New findings by the Congressional Budget Office suggest that potential changes in the federal tax code could leave a huge mark on the nonprofit sector.

The CBO says that adding a contribution floor would reduce the total federal tax subsidy, as well as donations to charity. The reduction in the subsidy would lead to an increase of government revenue larger than the reduction of giving, whether measured in dollars or a percentage change. Introducing a floor would continue to provide a tax incentive for giving above its level. At the same time, it might reduce the tax subsidy for donations that people might have made; even without a tax incentive.

Here are some additional findings by the CBO report:

  • Allowing all taxpayers to claim a deduction for charitable giving would have increased donations in 2006 by $2 billion (or 1%).
  • This also would have increased the total tax subsidy by $5.2 billion (or 13%).
  • Combining a deduction for all taxpayers with a contribution floor could increase donations and decrease the tax subsidy. 

NPTtv Summary: Kids Serve Founder Charged in Child Porn Case

The director of a San Francisco-based arts group faces jail time for allegedly possessing child pornography.

After The FBI traced suspicious online activity coming from the house of Anthony Josef Norris, who founded Kids Serve Youth Murals more than a decade ago, they decided to investigate further.  This lead them to discover 600 explicit images of children.  Norris faces a maximum jail sentence of 10 years. He was released from prison after posting a $200,000 bond.  He may be in for even bigger trouble, however, as investigators work to determine if any of the children involved with Kids Serve were harmed by Norris.

The fall out from these revelations have hit Kids Serve very hard.  The city of San Francisco, which had already given $53,000 to the organization this year, has suspended all further funding for Kids Serve.  The organization’s website has also been shut down.

NPTtv Summary: Homelessness Gets Slam Dunked

An NBA superstar is bring his game into the philanthropic court.

The Los Angeles Laker's Kobe Bryant has launched the Kobe and Vanessa Bryant Family Foundation, which aims to help the homeless in LA.

Bryant made the announcement at a news conference at My Friends Place, a nonprofit resource center that offers free emergency services to about 1,600 homeless people a year. The goal for the new charity is to provide permanent housing and career/educational resources for the homeless.

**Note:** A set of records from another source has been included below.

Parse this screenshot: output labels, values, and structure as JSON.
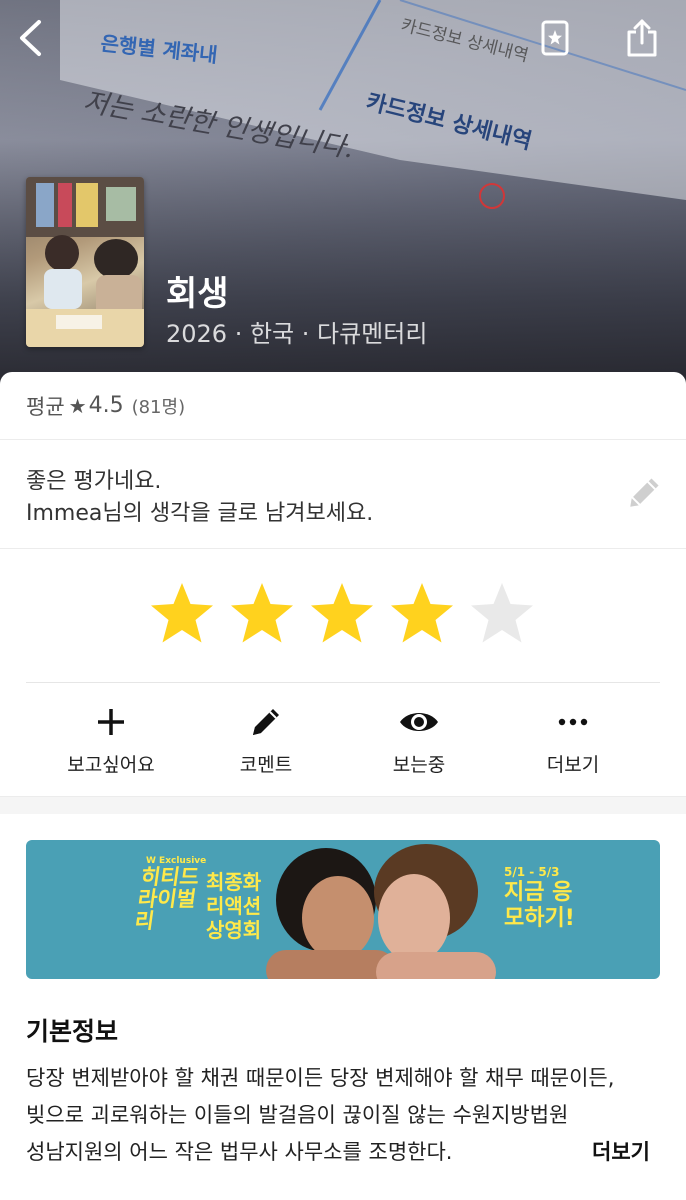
{
  "hero": {
    "title": "회생",
    "subtitle": "2026 · 한국 · 다큐멘터리",
    "background_doc_text": {
      "line1": "은행별 계좌내",
      "line2": "카드정보 상세내역",
      "line3": "카드정보 상세내역",
      "handwriting": "저는 소란한 인생입니다."
    }
  },
  "rating": {
    "avg_label": "평균",
    "avg_star": "★",
    "avg_score": "4.5",
    "avg_count": "(81명)",
    "user_stars": 4,
    "max_stars": 5,
    "filled_color": "#FFD21E",
    "empty_color": "#E9E9E9"
  },
  "comment": {
    "line1": "좋은 평가네요.",
    "line2": "Immea님의 생각을 글로 남겨보세요."
  },
  "actions": [
    {
      "label": "보고싶어요",
      "icon": "plus-icon"
    },
    {
      "label": "코멘트",
      "icon": "pencil-icon"
    },
    {
      "label": "보는중",
      "icon": "eye-icon"
    },
    {
      "label": "더보기",
      "icon": "more-icon"
    }
  ],
  "banner": {
    "brand": "W Exclusive",
    "show": "히티드 라이벌리",
    "event": "최종화 리액션 상영회",
    "date": "5/1 - 5/3",
    "cta": "지금 응모하기!",
    "bg_color": "#4AA0B5",
    "text_color": "#FFE94A"
  },
  "info": {
    "heading": "기본정보",
    "text": "당장 변제받아야 할 채권 때문이든 당장 변제해야 할 채무 때문이든, 빚으로 괴로워하는 이들의 발걸음이 끊이질 않는 수원지방법원 성남지원의 어느 작은 법무사 사무소를 조명한다.",
    "more": "더보기"
  }
}
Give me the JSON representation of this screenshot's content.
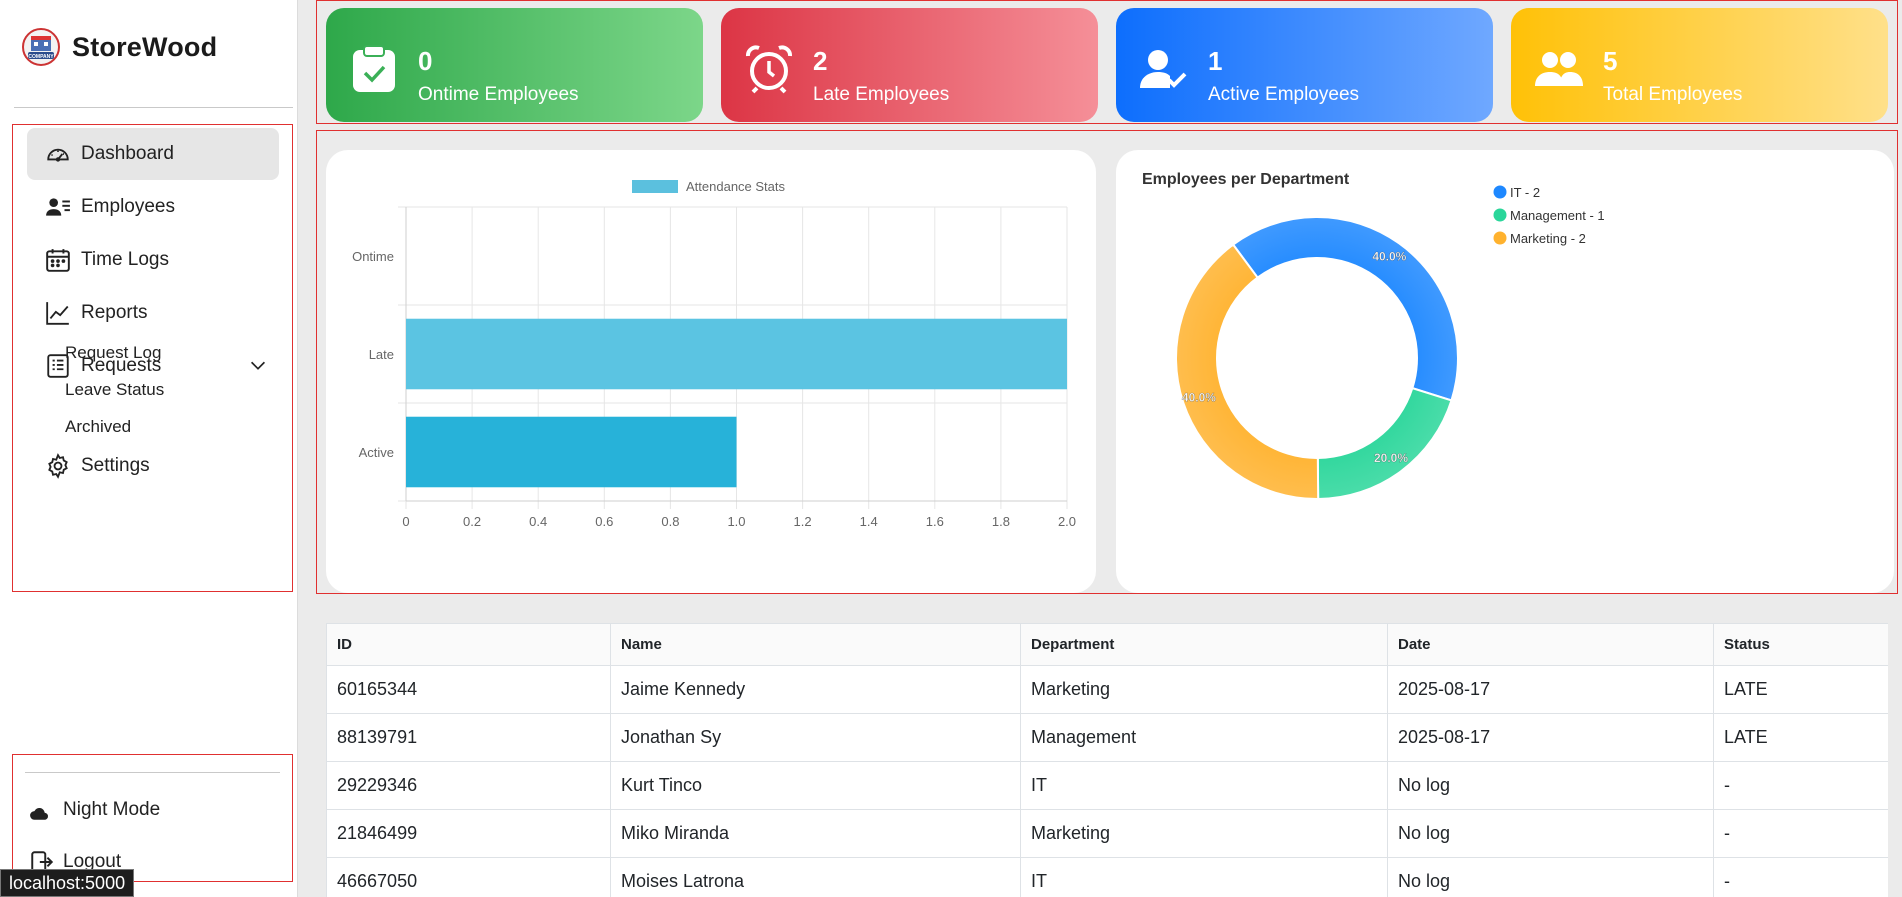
{
  "brand": {
    "name": "StoreWood",
    "logo_text": "COMPANY"
  },
  "nav": {
    "dashboard": "Dashboard",
    "employees": "Employees",
    "time_logs": "Time Logs",
    "reports": "Reports",
    "requests": "Requests",
    "sub": {
      "request_log": "Request Log",
      "leave_status": "Leave Status",
      "archived": "Archived"
    },
    "settings": "Settings",
    "night_mode": "Night Mode",
    "logout": "Logout"
  },
  "status_url": "localhost:5000",
  "cards": [
    {
      "value": "0",
      "label": "Ontime Employees",
      "icon": "clipboard-check-icon"
    },
    {
      "value": "2",
      "label": "Late Employees",
      "icon": "alarm-clock-icon"
    },
    {
      "value": "1",
      "label": "Active Employees",
      "icon": "user-check-icon"
    },
    {
      "value": "5",
      "label": "Total Employees",
      "icon": "users-icon"
    }
  ],
  "colors": {
    "accent_green": "#2ea84a",
    "accent_red": "#dc3545",
    "accent_blue": "#0d6efd",
    "accent_yellow": "#ffc107"
  },
  "chart_data": [
    {
      "type": "bar",
      "orientation": "horizontal",
      "categories": [
        "Ontime",
        "Late",
        "Active"
      ],
      "series": [
        {
          "name": "Attendance Stats",
          "values": [
            0,
            2,
            1
          ],
          "colors": [
            "#5bc0de",
            "#5bc4e2",
            "#27b2d9"
          ]
        }
      ],
      "x_ticks": [
        "0",
        "0.2",
        "0.4",
        "0.6",
        "0.8",
        "1.0",
        "1.2",
        "1.4",
        "1.6",
        "1.8",
        "2.0"
      ],
      "xlim": [
        0,
        2
      ],
      "grid": true,
      "legend": "top-center"
    },
    {
      "type": "pie",
      "variant": "doughnut",
      "title": "Employees per Department",
      "slices": [
        {
          "label": "IT - 2",
          "value": 2,
          "percent": "40.0%",
          "color": "#1e88ff"
        },
        {
          "label": "Management - 1",
          "value": 1,
          "percent": "20.0%",
          "color": "#2ad69a"
        },
        {
          "label": "Marketing - 2",
          "value": 2,
          "percent": "40.0%",
          "color": "#ffb22e"
        }
      ],
      "legend": "right"
    }
  ],
  "table": {
    "headers": [
      "ID",
      "Name",
      "Department",
      "Date",
      "Status"
    ],
    "rows": [
      [
        "60165344",
        "Jaime Kennedy",
        "Marketing",
        "2025-08-17",
        "LATE"
      ],
      [
        "88139791",
        "Jonathan Sy",
        "Management",
        "2025-08-17",
        "LATE"
      ],
      [
        "29229346",
        "Kurt Tinco",
        "IT",
        "No log",
        "-"
      ],
      [
        "21846499",
        "Miko Miranda",
        "Marketing",
        "No log",
        "-"
      ],
      [
        "46667050",
        "Moises Latrona",
        "IT",
        "No log",
        "-"
      ]
    ]
  }
}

If you would like to learn more about Kobe's charity, visit it's website at

NPTtv Summary: Reel Grrls Dumps Comcast

Reel Grrls, a Seattle-based nonprofit that teaches film production and media literacy to teenagers, is parting ways with Comcast after a dispute over a tweet.

The trouble all started when the organization sent out a message on Twitter that questioned Comcast’s hiring of former FCC chairwoman Meridith Atwell Baker. The following day, a VP at the cable company told Reel Grrls they could no longer give them an $18,000 grant to support a summer film program. After some media backlash, Comcast publicly apologized. They said the executive was not acting under company policy and offered to continue their funding of Reel Grrls.

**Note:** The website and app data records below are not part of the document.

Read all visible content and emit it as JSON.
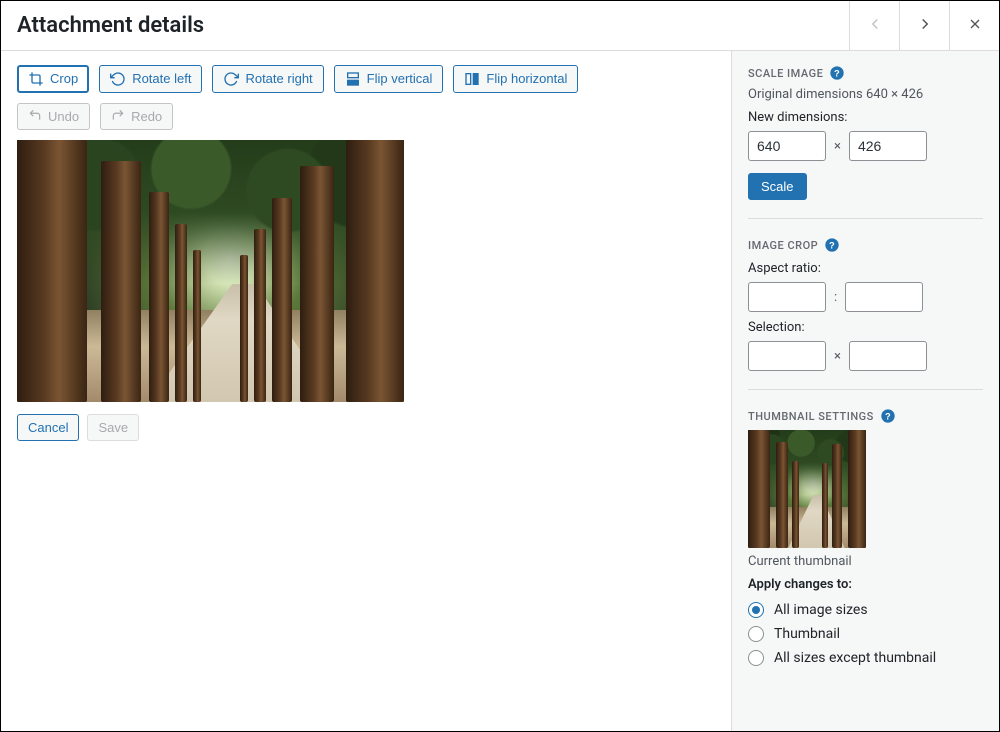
{
  "header": {
    "title": "Attachment details"
  },
  "toolbar": {
    "crop": "Crop",
    "rotate_left": "Rotate left",
    "rotate_right": "Rotate right",
    "flip_vertical": "Flip vertical",
    "flip_horizontal": "Flip horizontal",
    "undo": "Undo",
    "redo": "Redo"
  },
  "actions": {
    "cancel": "Cancel",
    "save": "Save"
  },
  "scale": {
    "title": "SCALE IMAGE",
    "original_label": "Original dimensions 640 × 426",
    "new_dimensions_label": "New dimensions:",
    "width": "640",
    "height": "426",
    "sep": "×",
    "button": "Scale"
  },
  "crop": {
    "title": "IMAGE CROP",
    "aspect_label": "Aspect ratio:",
    "aspect_w": "",
    "aspect_h": "",
    "aspect_sep": ":",
    "selection_label": "Selection:",
    "sel_w": "",
    "sel_h": "",
    "sel_sep": "×"
  },
  "thumb": {
    "title": "THUMBNAIL SETTINGS",
    "caption": "Current thumbnail",
    "apply_label": "Apply changes to:",
    "options": [
      {
        "label": "All image sizes",
        "checked": true
      },
      {
        "label": "Thumbnail",
        "checked": false
      },
      {
        "label": "All sizes except thumbnail",
        "checked": false
      }
    ]
  }
}
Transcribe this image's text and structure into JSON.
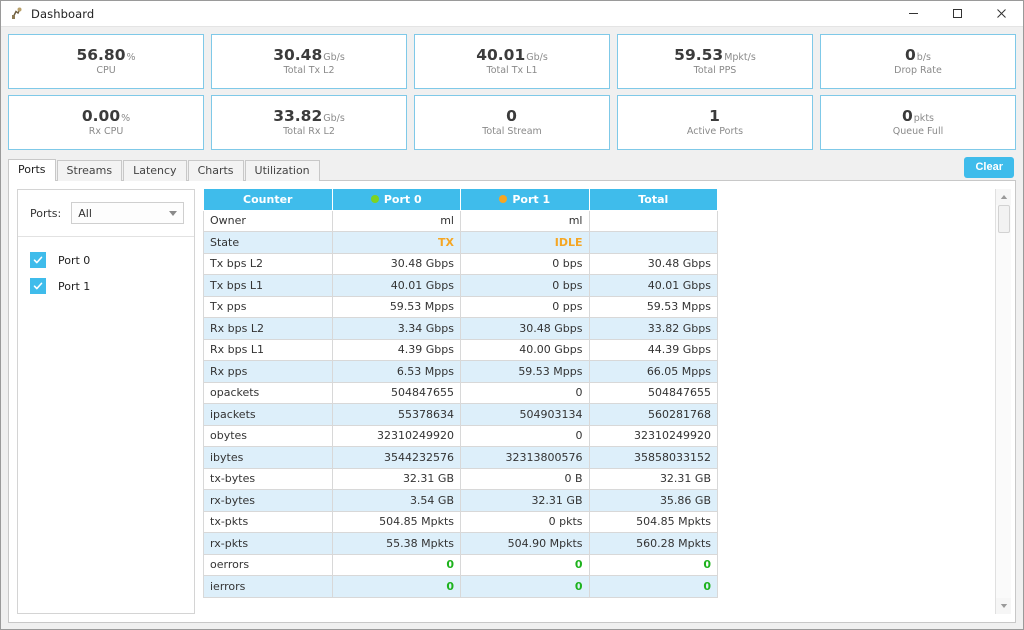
{
  "window": {
    "title": "Dashboard",
    "icon": "app-icon",
    "controls": {
      "minimize": "minimize-icon",
      "maximize": "maximize-icon",
      "close": "close-icon"
    }
  },
  "colors": {
    "accent": "#3fbceb",
    "card_border": "#7fc9e8",
    "row_alt": "#ddeffa",
    "state_text": "#f5a623",
    "ok_green": "#1db21d",
    "port0_dot": "#7ed321",
    "port1_dot": "#f5a623"
  },
  "cards": [
    {
      "value": "56.80",
      "unit": "%",
      "label": "CPU"
    },
    {
      "value": "30.48",
      "unit": "Gb/s",
      "label": "Total Tx L2"
    },
    {
      "value": "40.01",
      "unit": "Gb/s",
      "label": "Total Tx L1"
    },
    {
      "value": "59.53",
      "unit": "Mpkt/s",
      "label": "Total PPS"
    },
    {
      "value": "0",
      "unit": "b/s",
      "label": "Drop Rate"
    },
    {
      "value": "0.00",
      "unit": "%",
      "label": "Rx CPU"
    },
    {
      "value": "33.82",
      "unit": "Gb/s",
      "label": "Total Rx L2"
    },
    {
      "value": "0",
      "unit": "",
      "label": "Total Stream"
    },
    {
      "value": "1",
      "unit": "",
      "label": "Active Ports"
    },
    {
      "value": "0",
      "unit": "pkts",
      "label": "Queue Full"
    }
  ],
  "tabs": [
    {
      "label": "Ports",
      "active": true
    },
    {
      "label": "Streams",
      "active": false
    },
    {
      "label": "Latency",
      "active": false
    },
    {
      "label": "Charts",
      "active": false
    },
    {
      "label": "Utilization",
      "active": false
    }
  ],
  "toolbar": {
    "clear_label": "Clear"
  },
  "ports_panel": {
    "label": "Ports:",
    "selected": "All",
    "options": [
      "All"
    ],
    "items": [
      {
        "name": "Port 0",
        "checked": true
      },
      {
        "name": "Port 1",
        "checked": true
      }
    ]
  },
  "table": {
    "headers": [
      "Counter",
      "Port 0",
      "Port 1",
      "Total"
    ],
    "rows": [
      {
        "counter": "Owner",
        "port0": "ml",
        "port1": "ml",
        "total": "",
        "style": "plain"
      },
      {
        "counter": "State",
        "port0": "TX",
        "port1": "IDLE",
        "total": "",
        "style": "state"
      },
      {
        "counter": "Tx bps L2",
        "port0": "30.48 Gbps",
        "port1": "0 bps",
        "total": "30.48 Gbps",
        "style": "plain"
      },
      {
        "counter": "Tx bps L1",
        "port0": "40.01 Gbps",
        "port1": "0 bps",
        "total": "40.01 Gbps",
        "style": "plain"
      },
      {
        "counter": "Tx pps",
        "port0": "59.53 Mpps",
        "port1": "0 pps",
        "total": "59.53 Mpps",
        "style": "plain"
      },
      {
        "counter": "Rx bps L2",
        "port0": "3.34 Gbps",
        "port1": "30.48 Gbps",
        "total": "33.82 Gbps",
        "style": "plain"
      },
      {
        "counter": "Rx bps L1",
        "port0": "4.39 Gbps",
        "port1": "40.00 Gbps",
        "total": "44.39 Gbps",
        "style": "plain"
      },
      {
        "counter": "Rx pps",
        "port0": "6.53 Mpps",
        "port1": "59.53 Mpps",
        "total": "66.05 Mpps",
        "style": "plain"
      },
      {
        "counter": "opackets",
        "port0": "504847655",
        "port1": "0",
        "total": "504847655",
        "style": "plain"
      },
      {
        "counter": "ipackets",
        "port0": "55378634",
        "port1": "504903134",
        "total": "560281768",
        "style": "plain"
      },
      {
        "counter": "obytes",
        "port0": "32310249920",
        "port1": "0",
        "total": "32310249920",
        "style": "plain"
      },
      {
        "counter": "ibytes",
        "port0": "3544232576",
        "port1": "32313800576",
        "total": "35858033152",
        "style": "plain"
      },
      {
        "counter": "tx-bytes",
        "port0": "32.31 GB",
        "port1": "0 B",
        "total": "32.31 GB",
        "style": "plain"
      },
      {
        "counter": "rx-bytes",
        "port0": "3.54 GB",
        "port1": "32.31 GB",
        "total": "35.86 GB",
        "style": "plain"
      },
      {
        "counter": "tx-pkts",
        "port0": "504.85 Mpkts",
        "port1": "0 pkts",
        "total": "504.85 Mpkts",
        "style": "plain"
      },
      {
        "counter": "rx-pkts",
        "port0": "55.38 Mpkts",
        "port1": "504.90 Mpkts",
        "total": "560.28 Mpkts",
        "style": "plain"
      },
      {
        "counter": "oerrors",
        "port0": "0",
        "port1": "0",
        "total": "0",
        "style": "green"
      },
      {
        "counter": "ierrors",
        "port0": "0",
        "port1": "0",
        "total": "0",
        "style": "green"
      }
    ]
  },
  "scrollbar": {
    "up": "scroll-up-icon",
    "down": "scroll-down-icon",
    "thumb": "scroll-thumb"
  }
}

It would appear the apology came too late.  The nonprofit has since rejected Comcast’s offer. So how will they cover the costs of their summer program?  A little online fundraising.  They recently e-mailed their supporters with a video asking them to donate to cover the cost of the program. Within two weeks, the campaign raised $24,000 from 600 individual donors.  Nearly all of these were new donors.

New NPTtv Webcast Now Available

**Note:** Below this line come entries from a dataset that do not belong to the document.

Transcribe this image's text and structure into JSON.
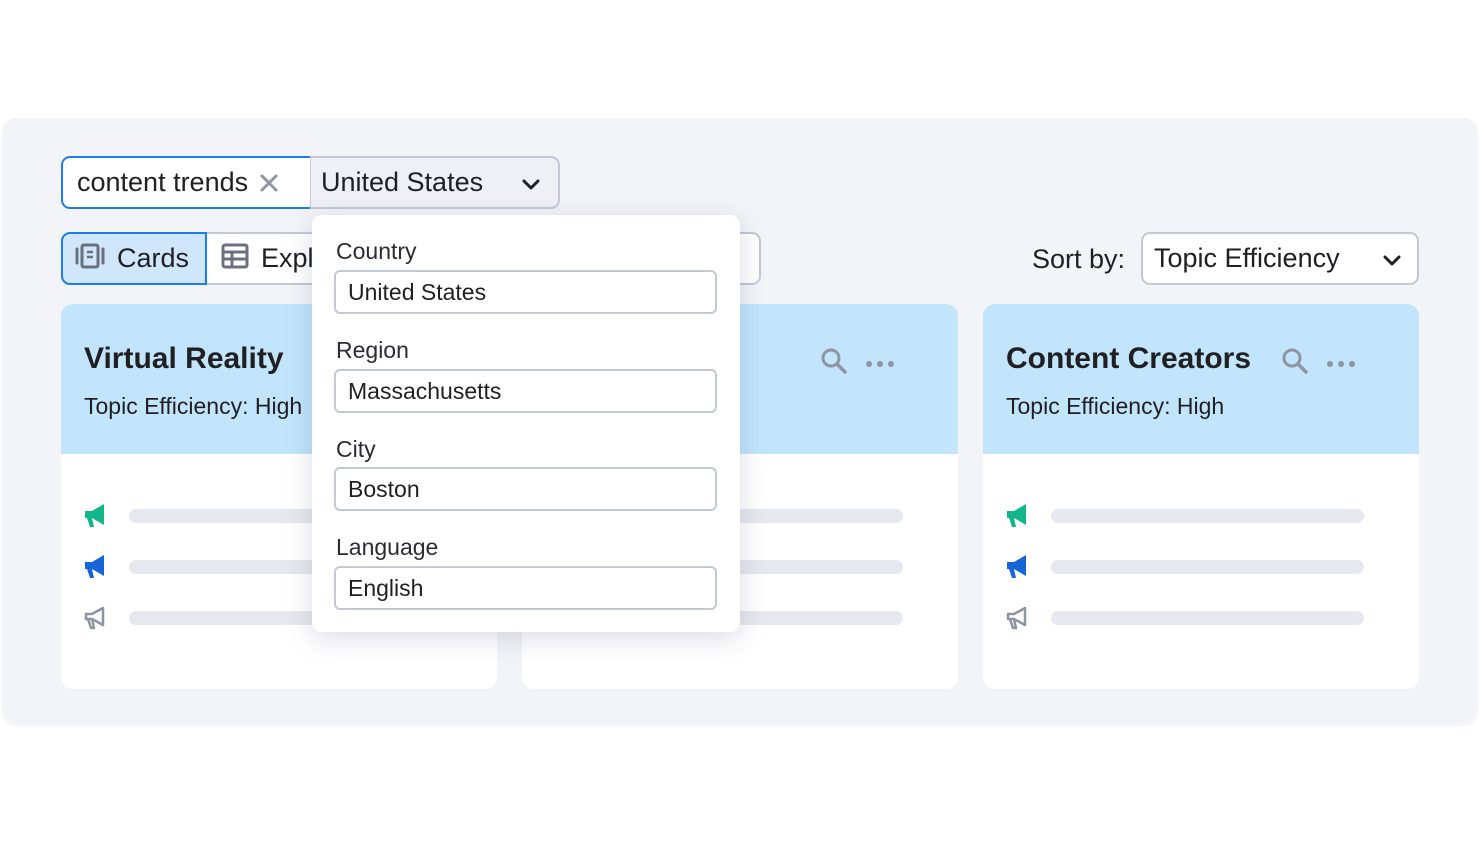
{
  "search": {
    "keyword": "content trends",
    "clear_icon": "close-icon",
    "country": "United States"
  },
  "view": {
    "cards_label": "Cards",
    "explorer_label": "Expl"
  },
  "sort": {
    "label": "Sort by:",
    "value": "Topic Efficiency"
  },
  "cards": [
    {
      "title": "Virtual Reality",
      "subtitle": "Topic Efficiency: High"
    },
    {
      "title": "",
      "subtitle": ""
    },
    {
      "title": "Content Creators",
      "subtitle": "Topic Efficiency: High"
    }
  ],
  "location_dropdown": {
    "country_label": "Country",
    "country_value": "United States",
    "region_label": "Region",
    "region_value": "Massachusetts",
    "city_label": "City",
    "city_value": "Boston",
    "language_label": "Language",
    "language_value": "English"
  },
  "colors": {
    "accent": "#1f7cf0",
    "card_header": "#c2e5fc",
    "megaphone_green": "#14b58a",
    "megaphone_blue": "#1764d6",
    "megaphone_gray": "#8f94a3"
  }
}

The newest webcast of The NonProfit Times TV is now up.  Here are the stories in this episode:

As always, you can expect summaries of each of these stories to follow shortly.  In the meantime, go to NPTtv to watch the webcast!